Tony’s brain shook his fist at his relentlessly smart-assed friend, but his heart -- well. Melted was a strong word, but possibly appropriate in this instance.
I just want you to always remember, the handwritten message continued, that I will always, always…
The writing stopped at the edge of the card. He turned it over to the back side where he was excited to see that it continued.
…. be better than you at everything.
Love - PBP
Tony nearly shoved the tickets -- the paper tickets, because they were evidently in 1995 -- up Peter’s nose. It would have been too much effort, though, because his friend was convulsing too hard with silent, hysterical laughter for him to get a clear shot.
Tony had borrowed one of Wade’s image-changing gizmos, and at the moment he looked about fifteen years older than he was, old enough to easily be Peter’s dad. He’d been pretty impressed with his look when he’d left the house in disguise -- a good approximation of his older self, he’d thought, and it had made him feel optimistic about aging. Peter evidently thought he was hilarious.
“Are we seriously about to beat children and their dads,” Tony asked as they entered the gymnasium, “at a competitive robot-building event?”

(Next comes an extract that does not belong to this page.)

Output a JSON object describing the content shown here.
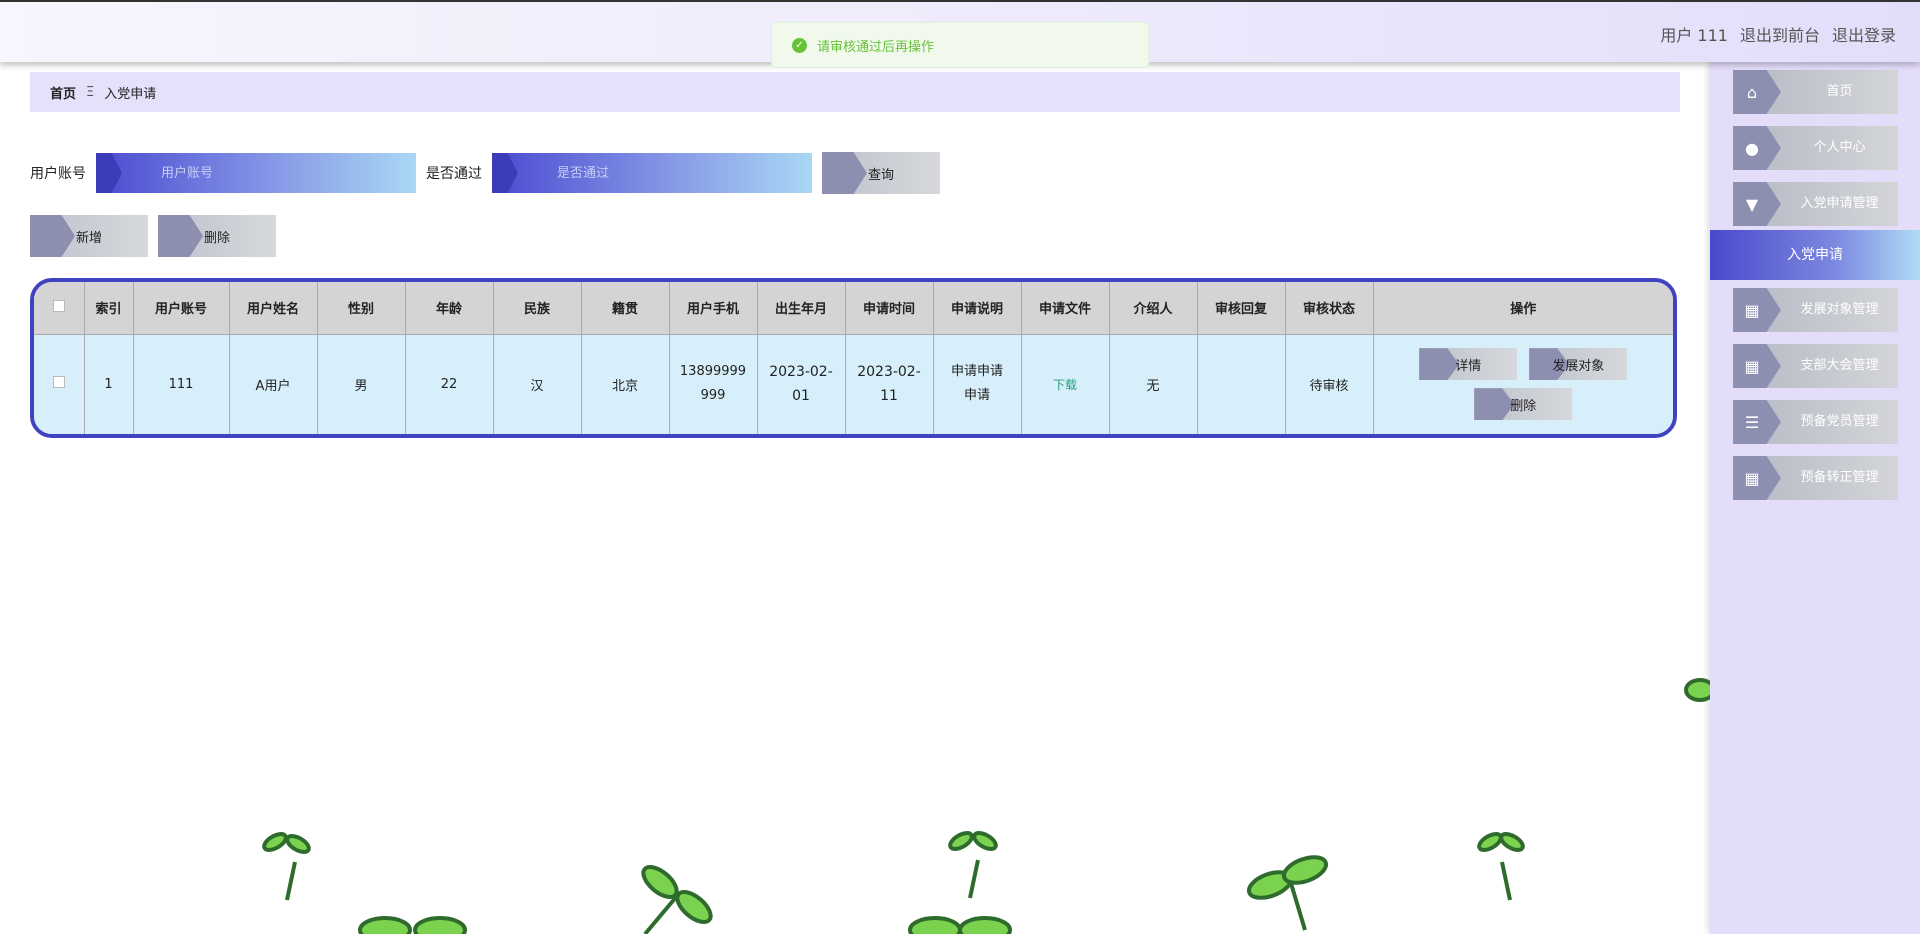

“For charity,” Peter corrected, weaving through the mass of excited kids and their equally-excited parents (not only dads, Tony was happy to see). “We are going to beat children and their dads at robot-building for charity.”
Peter patted Tony on the back as they reached their assigned station, which was bedecked with robot-parts aplenty. Tony tried to be patient and let himself register how very very happy the casual, totally-not-a-big-deal gesture made him.
“I think we should call him Desmond,” Peter announced, looking fondly at their robot (who had not actually won a single prize in any category, as it turned out).
“He looks more like an Arthur to me,” Tony contradicted as they walked to Peter’s train stop together.
Peter rolled his eyes. “Well, when he’s at your house, he can be Arthur, but when he’s at my house, he’s Desmond.”
Tony shrugged, taking the doll-sized robot (who could do some really cool shit that the adjudicators of that competition did not seem to appreciate). He briefly imagined what this scene would have been like in Wade’s dream universe -- good-natured ribbing, possibly a half-hug filled with emotions that neither of them could quite bring themselves to say out loud.
“I love you,” he said, and Peter’s eyebrows went halfway up his forehead but he smiled. “And I love our robot love child,” Tony went on, “and I hope we can resolve this custody battle amiably.”
“You’re much sexier as an old guy,” Peter said, pulling him in for a hug.
Tony returned the hug -- not a half-hug but a full, shoulders-to-shoulders hug. “Well -- you’re very short.”
The sting of Peter’s kick to his shin lasted for about a block and a half (and he wasn’t sure why no one had noticed a young hoodlum kicking an older, distinguished gentleman and rushed to his aid). He tucked Arthur the Child Bot under his arm more securely and tried to be present and enjoy the new lightness in his chest.
Dream Peter had probably never kicked Dream Tony in the shin. Poor bastards, he thought -- they didn’t know what they were missing.